▶ **SUPPLIED MATERIAL**:
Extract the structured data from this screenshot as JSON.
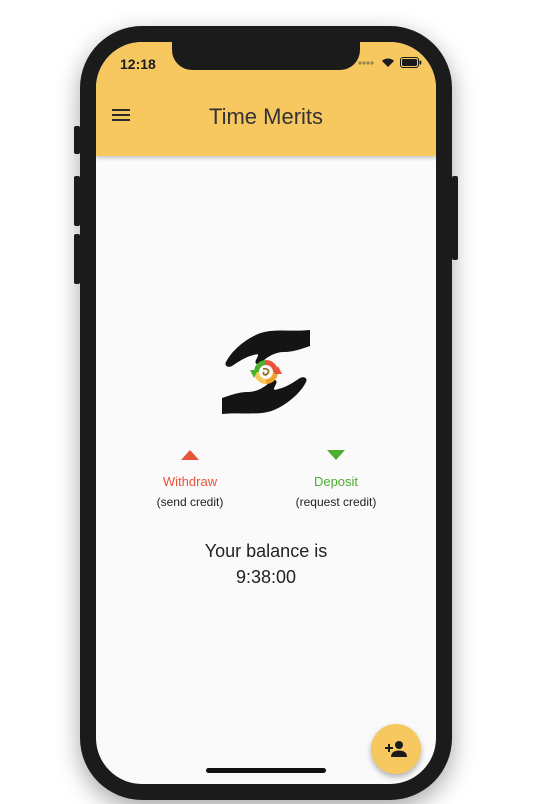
{
  "status_bar": {
    "time": "12:18"
  },
  "appbar": {
    "title": "Time Merits",
    "menu_icon": "hamburger-menu-icon"
  },
  "actions": {
    "withdraw": {
      "label": "Withdraw",
      "sublabel": "(send credit)",
      "color": "#e8533c",
      "icon": "triangle-up-icon"
    },
    "deposit": {
      "label": "Deposit",
      "sublabel": "(request credit)",
      "color": "#4caf2f",
      "icon": "triangle-down-icon"
    }
  },
  "balance": {
    "label": "Your balance is",
    "value": "9:38:00"
  },
  "fab": {
    "icon": "add-person-icon"
  },
  "colors": {
    "accent": "#f6c85f",
    "background": "#fafafa"
  }
}
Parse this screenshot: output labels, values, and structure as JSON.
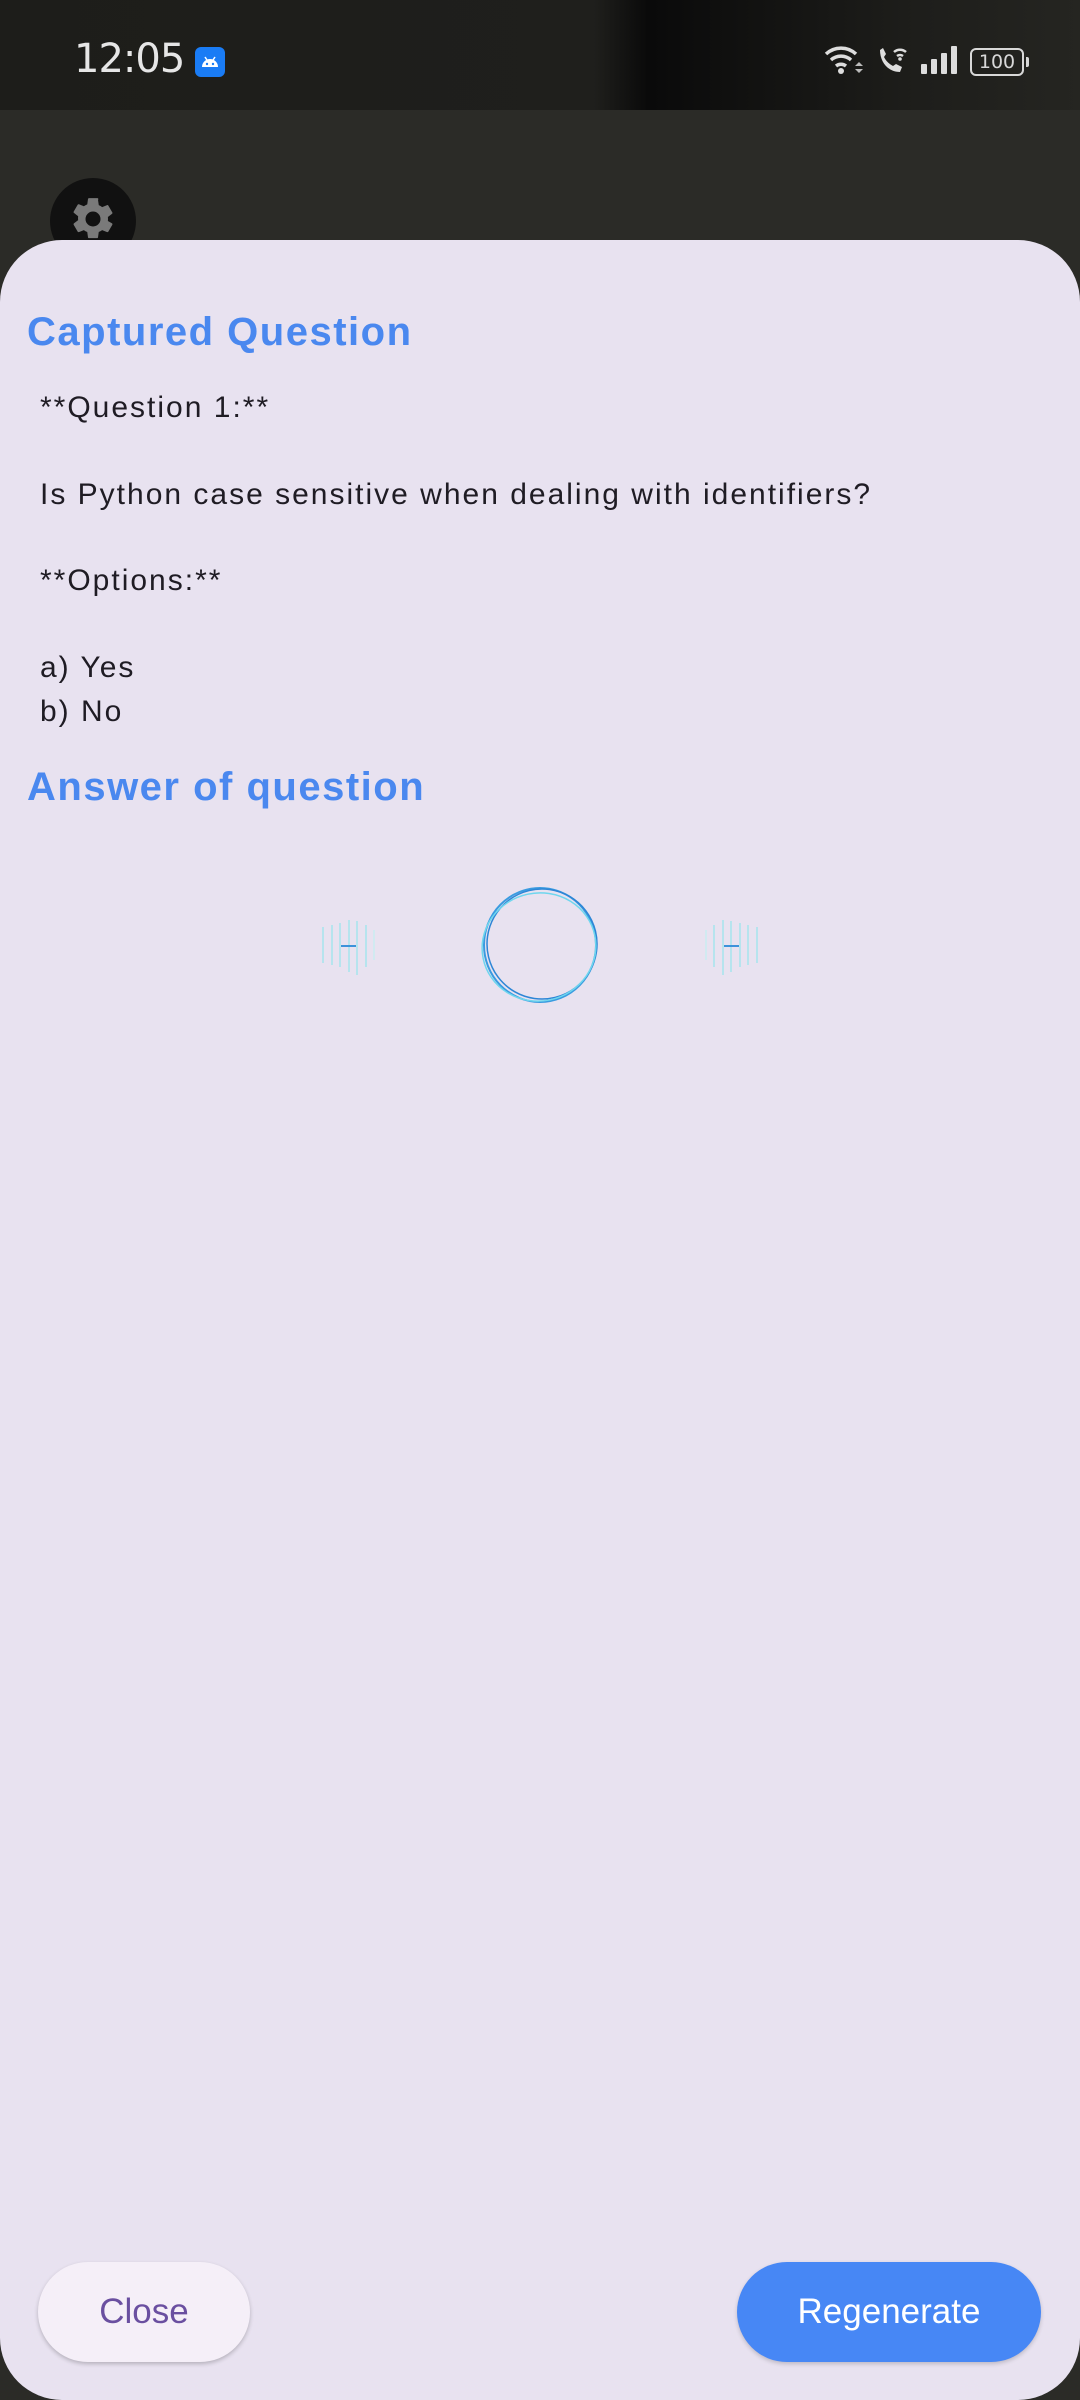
{
  "status_bar": {
    "time": "12:05",
    "notification_icon": "android-icon",
    "icons": [
      "wifi-icon",
      "wifi-calling-icon",
      "signal-icon",
      "battery-icon"
    ],
    "battery_level": "100"
  },
  "background": {
    "fab_icon": "gear-icon"
  },
  "sheet": {
    "captured_heading": "Captured Question",
    "question_label": "**Question 1:**",
    "question_text": "Is Python case sensitive when dealing with identifiers?",
    "options_label": "**Options:**",
    "options": [
      "a) Yes",
      "b) No"
    ],
    "answer_heading": "Answer of question",
    "loading_indicator": "loading-spinner"
  },
  "actions": {
    "close_label": "Close",
    "regenerate_label": "Regenerate"
  },
  "colors": {
    "accent": "#4787f5",
    "heading": "#4a88ef",
    "sheet_background": "#e8e2f0",
    "close_text": "#6a4fa0"
  }
}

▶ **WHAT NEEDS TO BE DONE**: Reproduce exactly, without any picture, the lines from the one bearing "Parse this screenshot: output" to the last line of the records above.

▶ **TASK RESPONSE**:
Parse this screenshot: output labels, values, and structure as JSON.
{
  "status_bar": {
    "time": "12:05",
    "notification_icon": "android-icon",
    "icons": [
      "wifi-icon",
      "wifi-calling-icon",
      "signal-icon",
      "battery-icon"
    ],
    "battery_level": "100"
  },
  "background": {
    "fab_icon": "gear-icon"
  },
  "sheet": {
    "captured_heading": "Captured Question",
    "question_label": "**Question 1:**",
    "question_text": "Is Python case sensitive when dealing with identifiers?",
    "options_label": "**Options:**",
    "options": [
      "a) Yes",
      "b) No"
    ],
    "answer_heading": "Answer of question",
    "loading_indicator": "loading-spinner"
  },
  "actions": {
    "close_label": "Close",
    "regenerate_label": "Regenerate"
  },
  "colors": {
    "accent": "#4787f5",
    "heading": "#4a88ef",
    "sheet_background": "#e8e2f0",
    "close_text": "#6a4fa0"
  }
}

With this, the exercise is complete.